Experts and graduate students from around the world will spend two weeks at the University of Alaska Fairbanks discussing rural policy and sustainability at the thirteenth summer institute of the International Comparative Rural Policy Studies (ICRPS) program. ICRPS Summer Institutes are held in North America and Europe in alternating years.
The theme of this year’s institute is “Northern Perspectives on Global Challenges.” Participants will hear about issues such as rural education, climate change, food security, and migration. They will also enjoy several field trips, including to Calypso Farm and Ecology Center, and also to the Chena Hot Springs Resort, where they will learn about efforts there to harness renewable energy.
Since 2004, over 300 graduate students from North America and Europe have benefited from the innovative blend of classroom instruction, rural visits, and research meetings.
This year, the ICRPS institute is hosted by Sustainable Futures North (SFN), a research project funded in part by grants from the National Science Foundation and the US Department of Agriculture. SFN’s principal investigator, Dr. Philip Loring, says that this institute is an “opportunity to expose the best and brightest minds thinking about rural issues to the unique challenges being experienced in the North.” Loring is an adjunct faculty at the Institute of Northern Engineering, and an assistant professor at the University of Saskatchewan.
“Each year, the summer institute provides a venue for students and faculty from universities in Europe, Canada, Mexico, and the US, to learn both about the issues that rural people face but also how best to communicate science so that it can inform rural policy,” says Loring.

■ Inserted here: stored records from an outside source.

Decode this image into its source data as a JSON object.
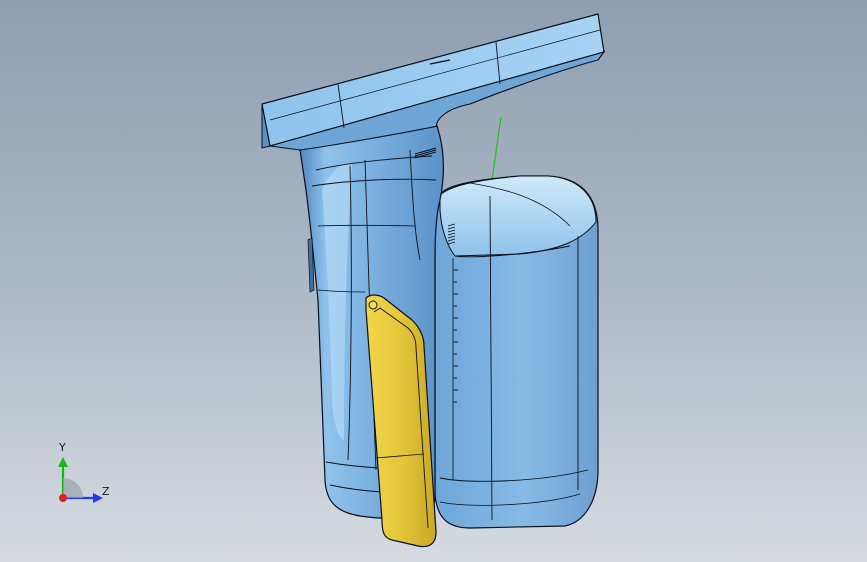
{
  "triad": {
    "y_label": "Y",
    "z_label": "Z"
  },
  "colors": {
    "background_top": "#8f9fb1",
    "background_bottom": "#d6dbe1",
    "body_surface": "#7fb3e2",
    "body_shadow": "#4f86bd",
    "body_highlight": "#bfe0f7",
    "bracket_surface": "#e0c337",
    "edge_line": "#0b0f18",
    "guide_line": "#22c21c",
    "axis_x": "#e01e1e",
    "axis_y": "#18b818",
    "axis_z": "#1e3de0"
  }
}
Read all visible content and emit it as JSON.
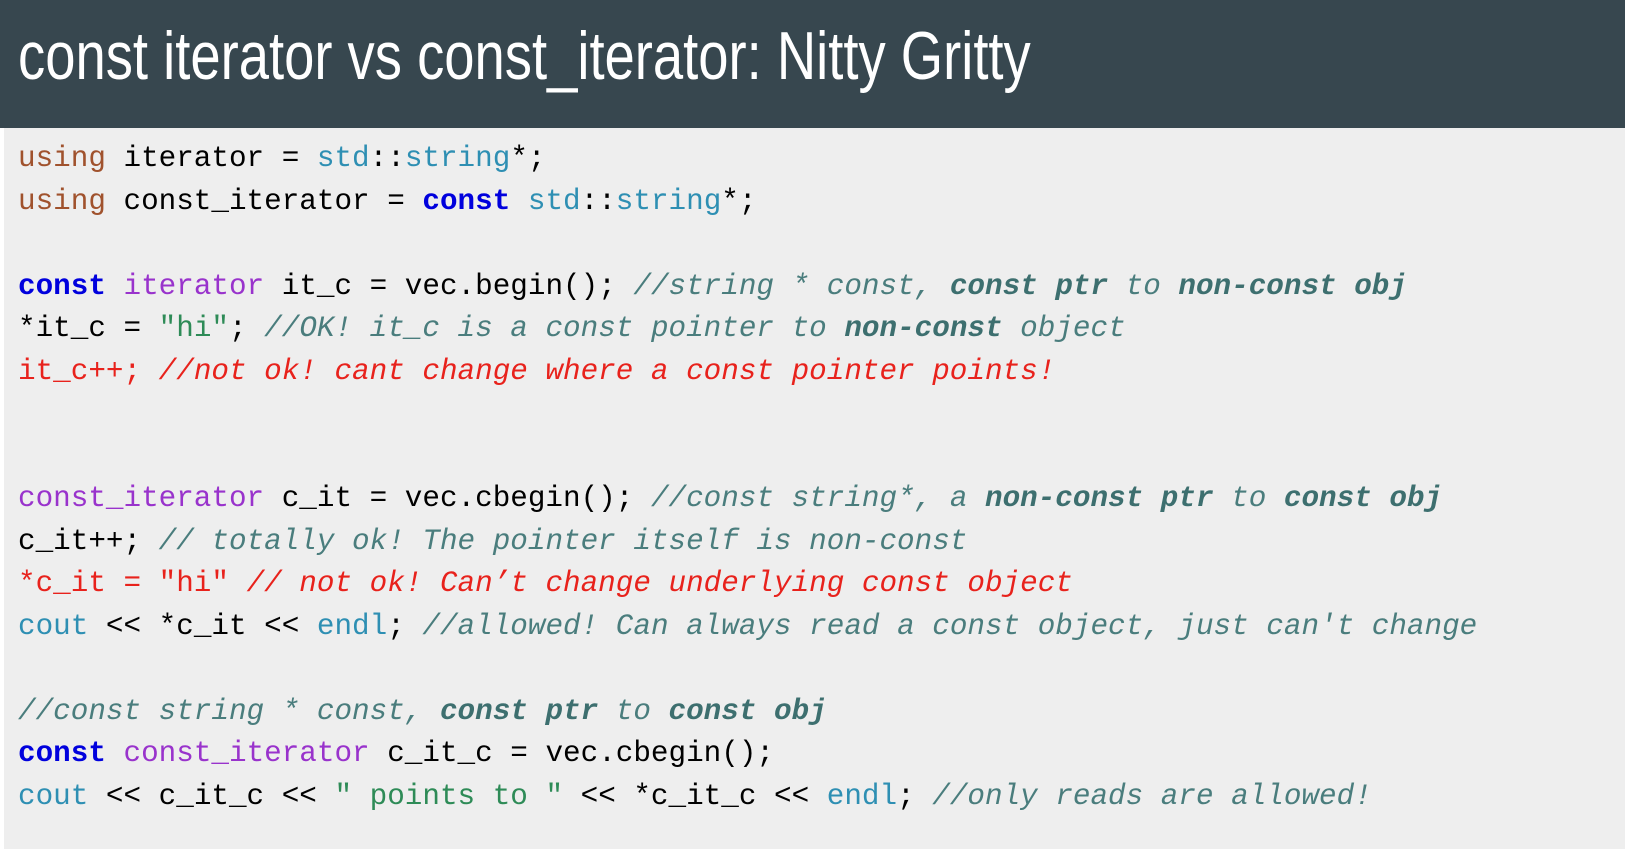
{
  "title": "const iterator vs const_iterator: Nitty Gritty",
  "code_lines": [
    {
      "tokens": [
        {
          "t": "using",
          "c": "kw-using"
        },
        {
          "t": " iterator = ",
          "c": "plain"
        },
        {
          "t": "std",
          "c": "type"
        },
        {
          "t": "::",
          "c": "plain"
        },
        {
          "t": "string",
          "c": "type"
        },
        {
          "t": "*;",
          "c": "plain"
        }
      ]
    },
    {
      "tokens": [
        {
          "t": "using",
          "c": "kw-using"
        },
        {
          "t": " const_iterator = ",
          "c": "plain"
        },
        {
          "t": "const",
          "c": "kw-const"
        },
        {
          "t": " ",
          "c": "plain"
        },
        {
          "t": "std",
          "c": "type"
        },
        {
          "t": "::",
          "c": "plain"
        },
        {
          "t": "string",
          "c": "type"
        },
        {
          "t": "*;",
          "c": "plain"
        }
      ]
    },
    {
      "tokens": []
    },
    {
      "tokens": [
        {
          "t": "const",
          "c": "kw-const"
        },
        {
          "t": " ",
          "c": "plain"
        },
        {
          "t": "iterator",
          "c": "ident"
        },
        {
          "t": " it_c = vec.begin(); ",
          "c": "plain"
        },
        {
          "t": "//string * const, ",
          "c": "cmt"
        },
        {
          "t": "const ptr",
          "c": "cmt-b"
        },
        {
          "t": " to ",
          "c": "cmt"
        },
        {
          "t": "non-const obj",
          "c": "cmt-b"
        }
      ]
    },
    {
      "tokens": [
        {
          "t": "*it_c = ",
          "c": "plain"
        },
        {
          "t": "\"hi\"",
          "c": "str"
        },
        {
          "t": "; ",
          "c": "plain"
        },
        {
          "t": "//OK! it_c is a const pointer to ",
          "c": "cmt"
        },
        {
          "t": "non-const",
          "c": "cmt-b"
        },
        {
          "t": " object",
          "c": "cmt"
        }
      ]
    },
    {
      "tokens": [
        {
          "t": "it_c++; ",
          "c": "err"
        },
        {
          "t": "//not ok! cant change where a const pointer points!",
          "c": "err-i"
        }
      ]
    },
    {
      "tokens": []
    },
    {
      "tokens": []
    },
    {
      "tokens": [
        {
          "t": "const_iterator",
          "c": "ident"
        },
        {
          "t": " c_it = vec.cbegin(); ",
          "c": "plain"
        },
        {
          "t": "//const string*, a ",
          "c": "cmt"
        },
        {
          "t": "non-const ptr",
          "c": "cmt-b"
        },
        {
          "t": " to ",
          "c": "cmt"
        },
        {
          "t": "const obj",
          "c": "cmt-b"
        }
      ]
    },
    {
      "tokens": [
        {
          "t": "c_it++; ",
          "c": "plain"
        },
        {
          "t": "// totally ok! The pointer itself is non-const",
          "c": "cmt"
        }
      ]
    },
    {
      "tokens": [
        {
          "t": "*c_it = \"hi\" ",
          "c": "err"
        },
        {
          "t": "// not ok! Can’t change underlying const object",
          "c": "err-i"
        }
      ]
    },
    {
      "tokens": [
        {
          "t": "cout",
          "c": "type"
        },
        {
          "t": " << *c_it << ",
          "c": "plain"
        },
        {
          "t": "endl",
          "c": "type"
        },
        {
          "t": "; ",
          "c": "plain"
        },
        {
          "t": "//allowed! Can always read a const object, just can't change",
          "c": "cmt"
        }
      ]
    },
    {
      "tokens": []
    },
    {
      "tokens": [
        {
          "t": "//const string * const, ",
          "c": "cmt"
        },
        {
          "t": "const ptr",
          "c": "cmt-b"
        },
        {
          "t": " to ",
          "c": "cmt"
        },
        {
          "t": "const obj",
          "c": "cmt-b"
        }
      ]
    },
    {
      "tokens": [
        {
          "t": "const",
          "c": "kw-const"
        },
        {
          "t": " ",
          "c": "plain"
        },
        {
          "t": "const_iterator",
          "c": "ident"
        },
        {
          "t": " c_it_c = vec.cbegin();",
          "c": "plain"
        }
      ]
    },
    {
      "tokens": [
        {
          "t": "cout",
          "c": "type"
        },
        {
          "t": " << c_it_c << ",
          "c": "plain"
        },
        {
          "t": "\" points to \"",
          "c": "str"
        },
        {
          "t": " << *c_it_c << ",
          "c": "plain"
        },
        {
          "t": "endl",
          "c": "type"
        },
        {
          "t": "; ",
          "c": "plain"
        },
        {
          "t": "//only reads are allowed!",
          "c": "cmt"
        }
      ]
    }
  ]
}
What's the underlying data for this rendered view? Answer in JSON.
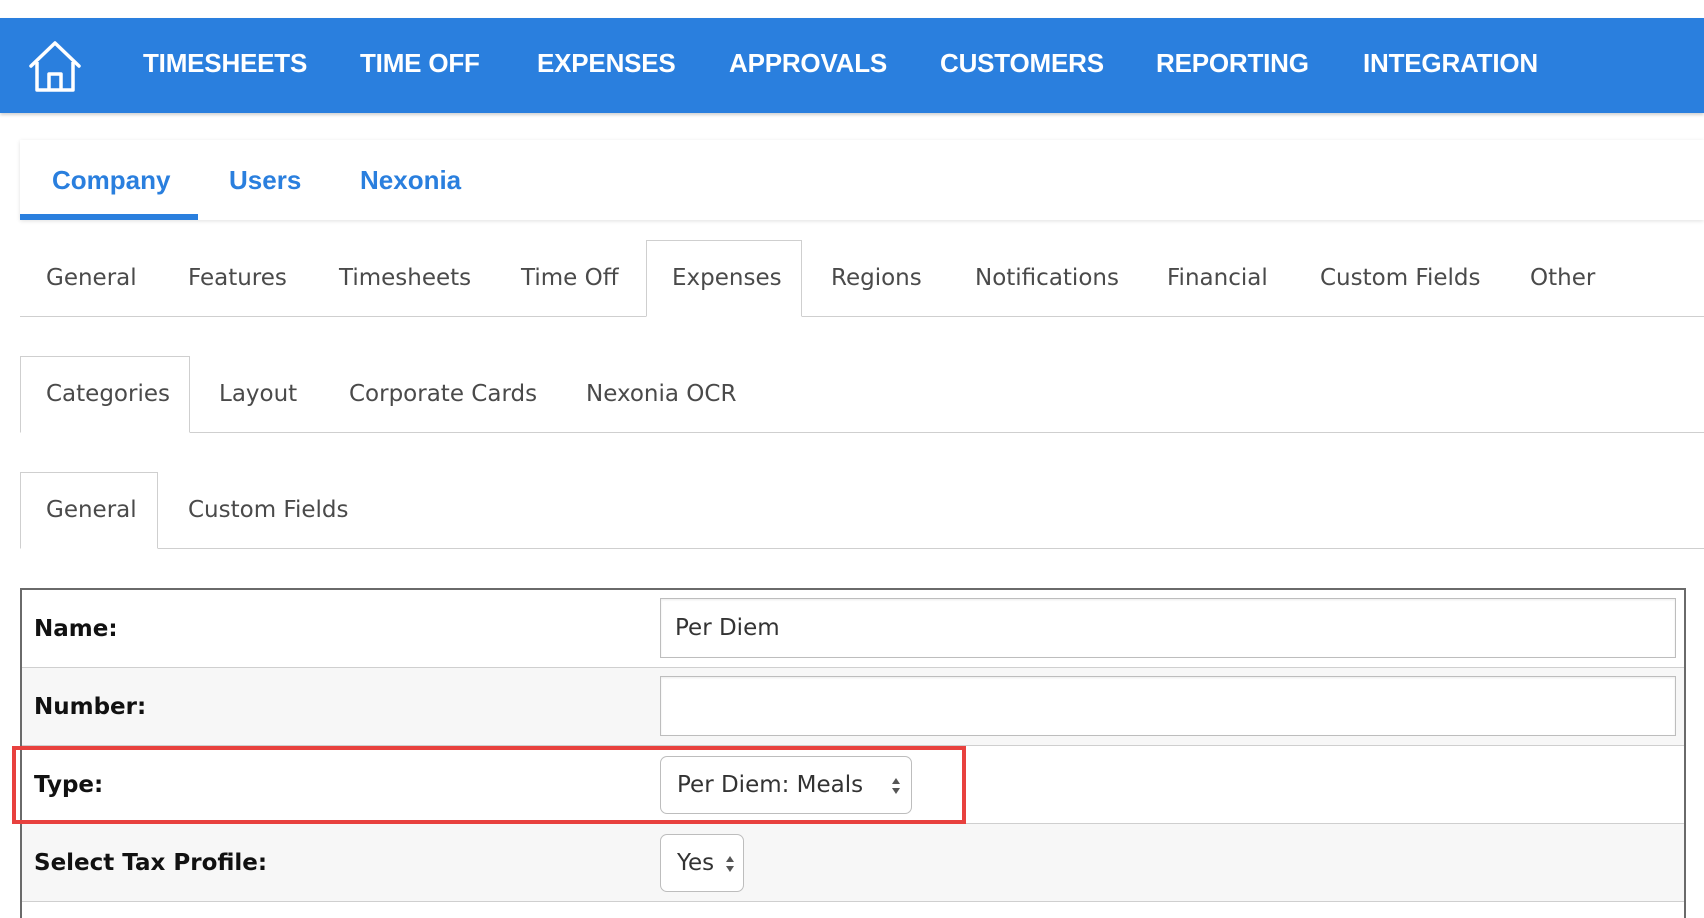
{
  "topnav": {
    "items": [
      "TIMESHEETS",
      "TIME OFF",
      "EXPENSES",
      "APPROVALS",
      "CUSTOMERS",
      "REPORTING",
      "INTEGRATION"
    ],
    "background": "#2a7fde"
  },
  "main_tabs": [
    "Company",
    "Users",
    "Nexonia"
  ],
  "settings_tabs": [
    "General",
    "Features",
    "Timesheets",
    "Time Off",
    "Expenses",
    "Regions",
    "Notifications",
    "Financial",
    "Custom Fields",
    "Other"
  ],
  "expense_tabs": [
    "Categories",
    "Layout",
    "Corporate Cards",
    "Nexonia OCR"
  ],
  "category_tabs": [
    "General",
    "Custom Fields"
  ],
  "form": {
    "name_label": "Name:",
    "name_value": "Per Diem",
    "number_label": "Number:",
    "number_value": "",
    "type_label": "Type:",
    "type_value": "Per Diem: Meals",
    "tax_label": "Select Tax Profile:",
    "tax_value": "Yes"
  },
  "highlight_color": "#e8413e"
}
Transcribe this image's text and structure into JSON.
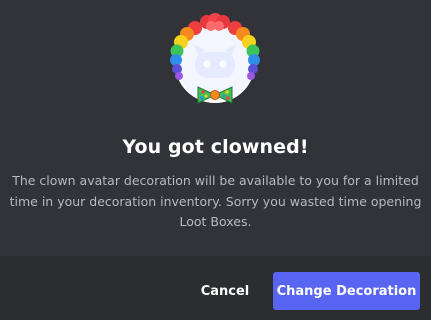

Next year, the Institute returns to Europe, and will be held in Madrid.
Partial Funding for the ICRPS Summer Institute is provided by the National Science Foundation (PLR-1263853) and by the US Department of Agriculture Higher Education Challenge Grants Program (C00041710-3).
Images courtesy of (clockwise, from top right): Philip Loring, the Marine Environmental Prediction and Response Network (MEOPAR), Wayne Kelly, and Philip Loring.